  • iTunes – a must-have for iPhone users will be coming to the Windows Store. I don’t use it, but I understand the gravity of what this means to users and the pressure it will apply to Google to bring their apps to the store too.

  • Linux – we’ve had Ubuntu for a year, but now the Windows Subsystem for Linux has been updated to include Fedora and SUSE. Who’d have thought it would be Microsoft to really bring Linux to the desktop?

One of the more impressive apps was Windows Story Remix (the video is worth watching!), which takes advantage of many of the platform and service offerings to include an impressive experience for users who want to create video content with their photos and videos.

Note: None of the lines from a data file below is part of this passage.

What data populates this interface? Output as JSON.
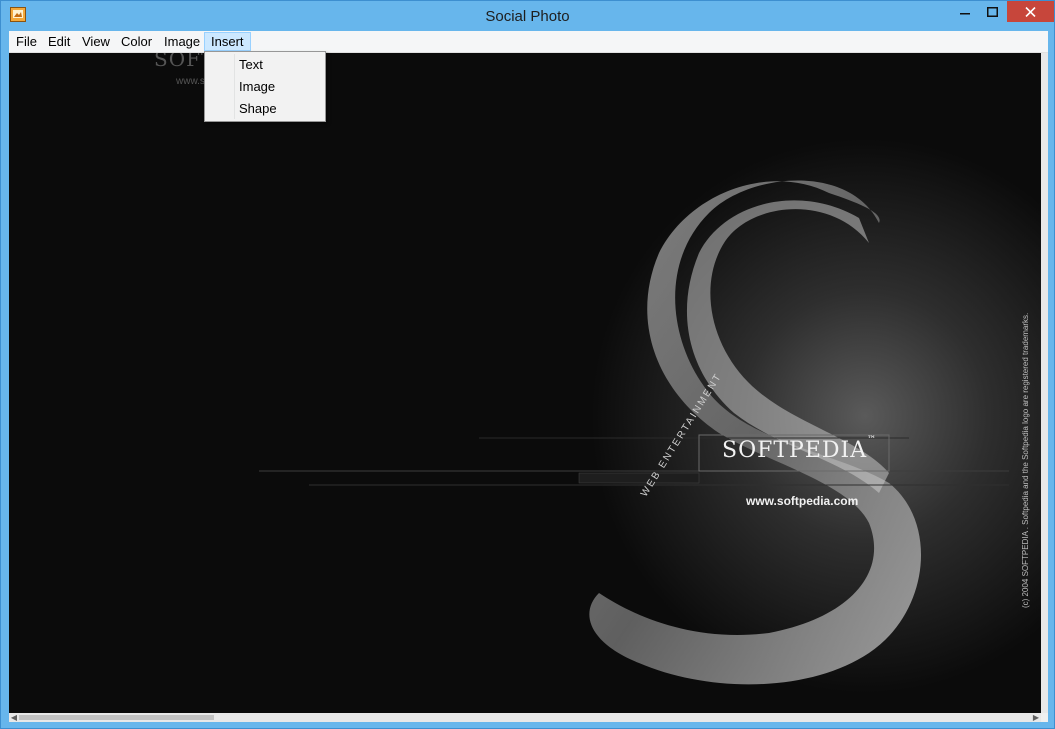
{
  "window": {
    "title": "Social Photo",
    "controls": {
      "minimize": "–",
      "maximize": "□",
      "close": "✕"
    }
  },
  "menubar": {
    "items": [
      "File",
      "Edit",
      "View",
      "Color",
      "Image",
      "Insert"
    ],
    "active": "Insert"
  },
  "insert_menu": {
    "items": [
      "Text",
      "Image",
      "Shape"
    ]
  },
  "canvas_image": {
    "watermark_top": "SOFTPEDIA",
    "watermark_url_top": "www.softpedia.com",
    "brand": "SOFTPEDIA",
    "trademark": "™",
    "url": "www.softpedia.com",
    "curved_text": "WEB ENTERTAINMENT",
    "copyright_vertical": "(c) 2004  SOFTPEDIA .  Softpedia and the Softpedia logo are registered trademarks."
  },
  "colors": {
    "titlebar": "#67b6ec",
    "close_button": "#c7463b",
    "canvas_bg": "#0b0b0b",
    "menu_active": "#cce8ff"
  }
}
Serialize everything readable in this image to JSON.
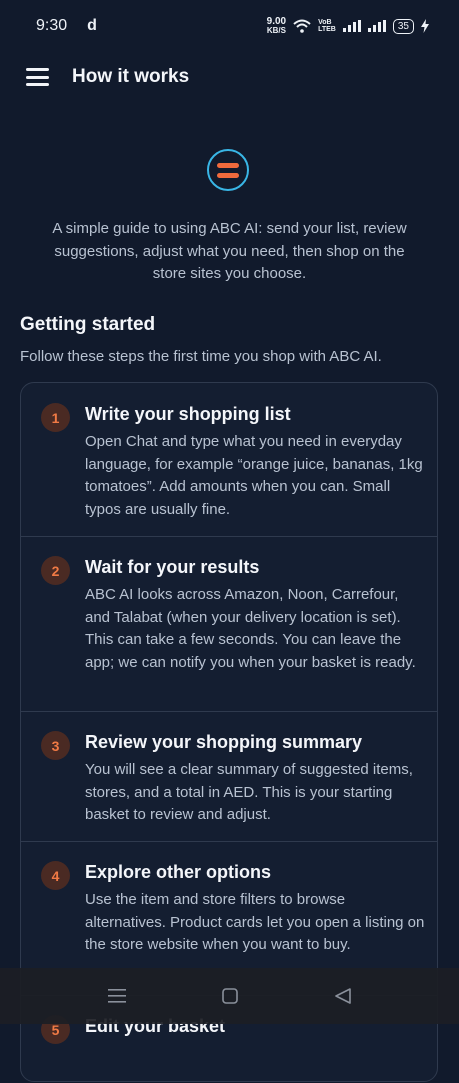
{
  "status_bar": {
    "time": "9:30",
    "carrier": "d",
    "net_speed_value": "9.00",
    "net_speed_unit": "KB/S",
    "volte_top": "VoB",
    "volte_bottom": "LTEB",
    "battery": "35"
  },
  "app_bar": {
    "title": "How it works"
  },
  "intro_text": "A simple guide to using ABC AI: send your list, review suggestions, adjust what you need, then shop on the store sites you choose.",
  "getting_started": {
    "title": "Getting started",
    "subtitle": "Follow these steps the first time you shop with ABC AI."
  },
  "steps": [
    {
      "number": "1",
      "title": "Write your shopping list",
      "body": "Open Chat and type what you need in everyday language, for example “orange juice, bananas, 1kg tomatoes”. Add amounts when you can. Small typos are usually fine."
    },
    {
      "number": "2",
      "title": "Wait for your results",
      "body": "ABC AI looks across Amazon, Noon, Carrefour, and Talabat (when your delivery location is set). This can take a few seconds. You can leave the app; we can notify you when your basket is ready."
    },
    {
      "number": "3",
      "title": "Review your shopping summary",
      "body": "You will see a clear summary of suggested items, stores, and a total in AED. This is your starting basket to review and adjust."
    },
    {
      "number": "4",
      "title": "Explore other options",
      "body": "Use the item and store filters to browse alternatives. Product cards let you open a listing on the store website when you want to buy."
    },
    {
      "number": "5",
      "title": "Edit your basket",
      "body": ""
    }
  ],
  "colors": {
    "background": "#111a2c",
    "accent_orange": "#f06a3c",
    "accent_blue": "#39b6e6"
  }
}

While this isn’t something I do very often I certainly appreciate how well Windows Story Remix has been executed.

The fall update also brings the long-awaited replacement for the Metro design language…

Fluent Design System 😍

Microsoft’s design system has had a rocky past due the company being forced to drop its “Metro” identity early on in life, and it has hobbled along with the less memorable “Microsoft Design Language” since before Windows 10’s introduction.

Finally, they’ve sorted themselves out and come up with a new name for their design language.

While it is an evolution of the existing Metro principals (see my previous rundown), the new design’s new direction takes into account five key areas:

  • Light
  • Depth
  • Motion
  • Material
  • Scale

Fluent Design is something that really interests me, so I’m going to write more about this in an upcoming post.

Developer Tools, New APIs and much more…

It’s no surprise that there have been a load of improvements around the developer tools and other services too:

  • Visual Studio 2017 for Mac
  • 3rd party integrations for Microsoft Teams
  • .NET Standard 2.0 and XAML Standard 1.0
  • Azure Functions Improvements
  • Much more…

Exciting times!